Data under study:

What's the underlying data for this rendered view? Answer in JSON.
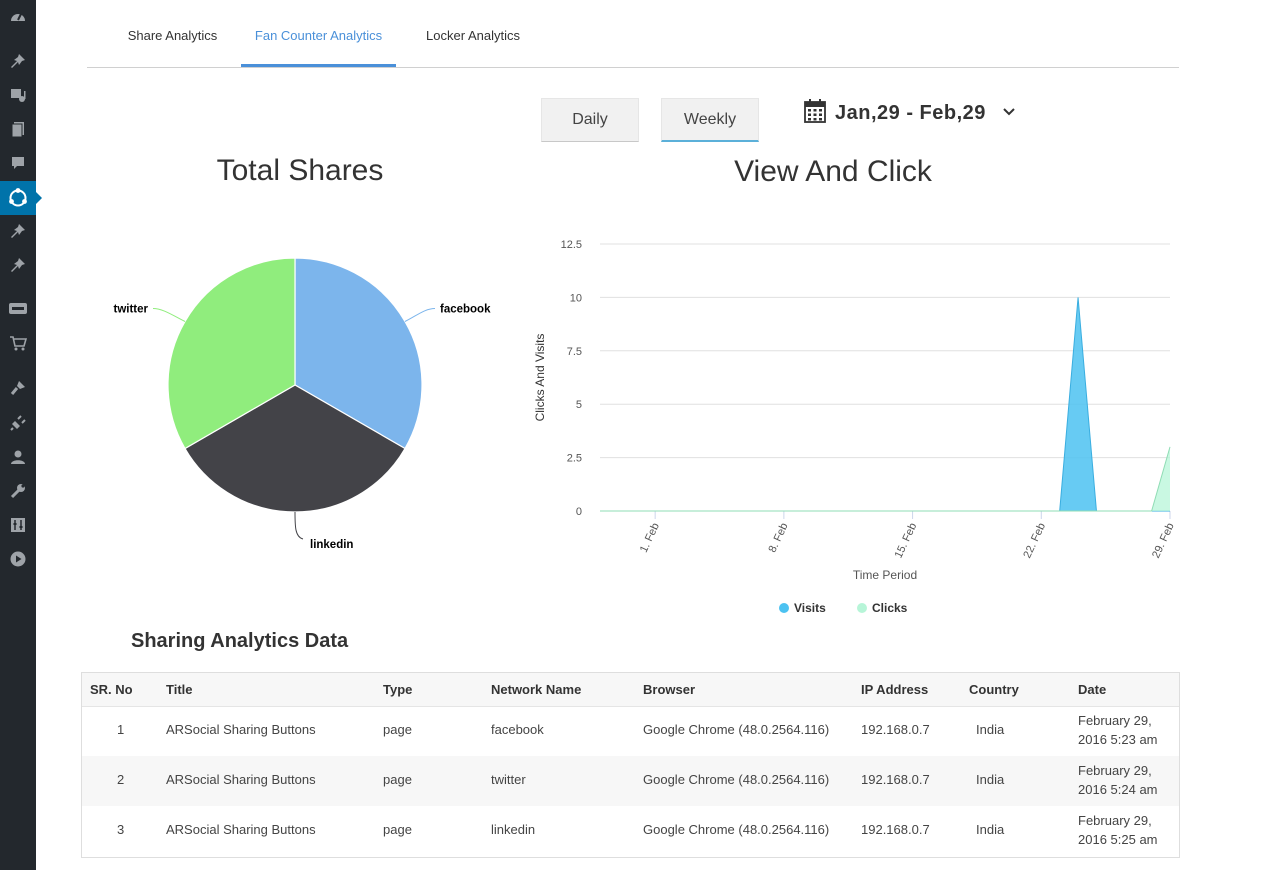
{
  "tabs": [
    {
      "label": "Share Analytics",
      "active": false
    },
    {
      "label": "Fan Counter Analytics",
      "active": true
    },
    {
      "label": "Locker Analytics",
      "active": false
    }
  ],
  "period_buttons": {
    "daily": "Daily",
    "weekly": "Weekly"
  },
  "date_range": {
    "label": "Jan,29 - Feb,29",
    "icon": "calendar-icon",
    "dropdown_icon": "chevron-down-icon"
  },
  "sidebar": {
    "icons": [
      "dashboard-icon",
      "pin-icon",
      "media-icon",
      "pages-icon",
      "comments-icon",
      "arsocial-icon",
      "pin-icon",
      "pin-icon",
      "woo-icon",
      "cart-icon",
      "appearance-icon",
      "plugins-icon",
      "users-icon",
      "tools-icon",
      "settings-icon",
      "play-icon"
    ],
    "active_index": 5
  },
  "total_shares": {
    "title": "Total Shares",
    "chart_data": {
      "type": "pie",
      "slices": [
        {
          "label": "facebook",
          "value": 1,
          "color": "#7cb5ec"
        },
        {
          "label": "linkedin",
          "value": 1,
          "color": "#434348"
        },
        {
          "label": "twitter",
          "value": 1,
          "color": "#90ed7d"
        }
      ]
    }
  },
  "view_click": {
    "title": "View And Click",
    "chart_data": {
      "type": "area",
      "xlabel": "Time Period",
      "ylabel": "Clicks And Visits",
      "x_ticks": [
        "1. Feb",
        "8. Feb",
        "15. Feb",
        "22. Feb",
        "29. Feb"
      ],
      "y_ticks": [
        "0",
        "2.5",
        "5",
        "7.5",
        "10",
        "12.5"
      ],
      "ylim": [
        0,
        12.5
      ],
      "x_dates": [
        "Jan 29",
        "Jan 30",
        "Jan 31",
        "Feb 1",
        "Feb 2",
        "Feb 3",
        "Feb 4",
        "Feb 5",
        "Feb 6",
        "Feb 7",
        "Feb 8",
        "Feb 9",
        "Feb 10",
        "Feb 11",
        "Feb 12",
        "Feb 13",
        "Feb 14",
        "Feb 15",
        "Feb 16",
        "Feb 17",
        "Feb 18",
        "Feb 19",
        "Feb 20",
        "Feb 21",
        "Feb 22",
        "Feb 23",
        "Feb 24",
        "Feb 25",
        "Feb 26",
        "Feb 27",
        "Feb 28",
        "Feb 29"
      ],
      "series": [
        {
          "name": "Visits",
          "color": "#4cc2f1",
          "values": [
            0,
            0,
            0,
            0,
            0,
            0,
            0,
            0,
            0,
            0,
            0,
            0,
            0,
            0,
            0,
            0,
            0,
            0,
            0,
            0,
            0,
            0,
            0,
            0,
            0,
            0,
            10,
            0,
            0,
            0,
            0,
            0
          ]
        },
        {
          "name": "Clicks",
          "color": "#b7f5d8",
          "values": [
            0,
            0,
            0,
            0,
            0,
            0,
            0,
            0,
            0,
            0,
            0,
            0,
            0,
            0,
            0,
            0,
            0,
            0,
            0,
            0,
            0,
            0,
            0,
            0,
            0,
            0,
            0,
            0,
            0,
            0,
            0,
            3
          ]
        }
      ],
      "legend_position": "bottom-center"
    }
  },
  "table": {
    "title": "Sharing Analytics Data",
    "headers": [
      "SR. No",
      "Title",
      "Type",
      "Network Name",
      "Browser",
      "IP Address",
      "Country",
      "Date"
    ],
    "rows": [
      {
        "sr": "1",
        "title": "ARSocial Sharing Buttons",
        "type": "page",
        "network": "facebook",
        "browser": "Google Chrome (48.0.2564.116)",
        "ip": "192.168.0.7",
        "country": "India",
        "date": "February 29, 2016 5:23 am"
      },
      {
        "sr": "2",
        "title": "ARSocial Sharing Buttons",
        "type": "page",
        "network": "twitter",
        "browser": "Google Chrome (48.0.2564.116)",
        "ip": "192.168.0.7",
        "country": "India",
        "date": "February 29, 2016 5:24 am"
      },
      {
        "sr": "3",
        "title": "ARSocial Sharing Buttons",
        "type": "page",
        "network": "linkedin",
        "browser": "Google Chrome (48.0.2564.116)",
        "ip": "192.168.0.7",
        "country": "India",
        "date": "February 29, 2016 5:25 am"
      }
    ]
  }
}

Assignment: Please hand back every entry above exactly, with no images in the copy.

Result for this exercise:
What's the underlying data for this rendered view? Answer in JSON.
{
  "tabs": [
    {
      "label": "Share Analytics",
      "active": false
    },
    {
      "label": "Fan Counter Analytics",
      "active": true
    },
    {
      "label": "Locker Analytics",
      "active": false
    }
  ],
  "period_buttons": {
    "daily": "Daily",
    "weekly": "Weekly"
  },
  "date_range": {
    "label": "Jan,29 - Feb,29",
    "icon": "calendar-icon",
    "dropdown_icon": "chevron-down-icon"
  },
  "sidebar": {
    "icons": [
      "dashboard-icon",
      "pin-icon",
      "media-icon",
      "pages-icon",
      "comments-icon",
      "arsocial-icon",
      "pin-icon",
      "pin-icon",
      "woo-icon",
      "cart-icon",
      "appearance-icon",
      "plugins-icon",
      "users-icon",
      "tools-icon",
      "settings-icon",
      "play-icon"
    ],
    "active_index": 5
  },
  "total_shares": {
    "title": "Total Shares",
    "chart_data": {
      "type": "pie",
      "slices": [
        {
          "label": "facebook",
          "value": 1,
          "color": "#7cb5ec"
        },
        {
          "label": "linkedin",
          "value": 1,
          "color": "#434348"
        },
        {
          "label": "twitter",
          "value": 1,
          "color": "#90ed7d"
        }
      ]
    }
  },
  "view_click": {
    "title": "View And Click",
    "chart_data": {
      "type": "area",
      "xlabel": "Time Period",
      "ylabel": "Clicks And Visits",
      "x_ticks": [
        "1. Feb",
        "8. Feb",
        "15. Feb",
        "22. Feb",
        "29. Feb"
      ],
      "y_ticks": [
        "0",
        "2.5",
        "5",
        "7.5",
        "10",
        "12.5"
      ],
      "ylim": [
        0,
        12.5
      ],
      "x_dates": [
        "Jan 29",
        "Jan 30",
        "Jan 31",
        "Feb 1",
        "Feb 2",
        "Feb 3",
        "Feb 4",
        "Feb 5",
        "Feb 6",
        "Feb 7",
        "Feb 8",
        "Feb 9",
        "Feb 10",
        "Feb 11",
        "Feb 12",
        "Feb 13",
        "Feb 14",
        "Feb 15",
        "Feb 16",
        "Feb 17",
        "Feb 18",
        "Feb 19",
        "Feb 20",
        "Feb 21",
        "Feb 22",
        "Feb 23",
        "Feb 24",
        "Feb 25",
        "Feb 26",
        "Feb 27",
        "Feb 28",
        "Feb 29"
      ],
      "series": [
        {
          "name": "Visits",
          "color": "#4cc2f1",
          "values": [
            0,
            0,
            0,
            0,
            0,
            0,
            0,
            0,
            0,
            0,
            0,
            0,
            0,
            0,
            0,
            0,
            0,
            0,
            0,
            0,
            0,
            0,
            0,
            0,
            0,
            0,
            10,
            0,
            0,
            0,
            0,
            0
          ]
        },
        {
          "name": "Clicks",
          "color": "#b7f5d8",
          "values": [
            0,
            0,
            0,
            0,
            0,
            0,
            0,
            0,
            0,
            0,
            0,
            0,
            0,
            0,
            0,
            0,
            0,
            0,
            0,
            0,
            0,
            0,
            0,
            0,
            0,
            0,
            0,
            0,
            0,
            0,
            0,
            3
          ]
        }
      ],
      "legend_position": "bottom-center"
    }
  },
  "table": {
    "title": "Sharing Analytics Data",
    "headers": [
      "SR. No",
      "Title",
      "Type",
      "Network Name",
      "Browser",
      "IP Address",
      "Country",
      "Date"
    ],
    "rows": [
      {
        "sr": "1",
        "title": "ARSocial Sharing Buttons",
        "type": "page",
        "network": "facebook",
        "browser": "Google Chrome (48.0.2564.116)",
        "ip": "192.168.0.7",
        "country": "India",
        "date": "February 29, 2016 5:23 am"
      },
      {
        "sr": "2",
        "title": "ARSocial Sharing Buttons",
        "type": "page",
        "network": "twitter",
        "browser": "Google Chrome (48.0.2564.116)",
        "ip": "192.168.0.7",
        "country": "India",
        "date": "February 29, 2016 5:24 am"
      },
      {
        "sr": "3",
        "title": "ARSocial Sharing Buttons",
        "type": "page",
        "network": "linkedin",
        "browser": "Google Chrome (48.0.2564.116)",
        "ip": "192.168.0.7",
        "country": "India",
        "date": "February 29, 2016 5:25 am"
      }
    ]
  }
}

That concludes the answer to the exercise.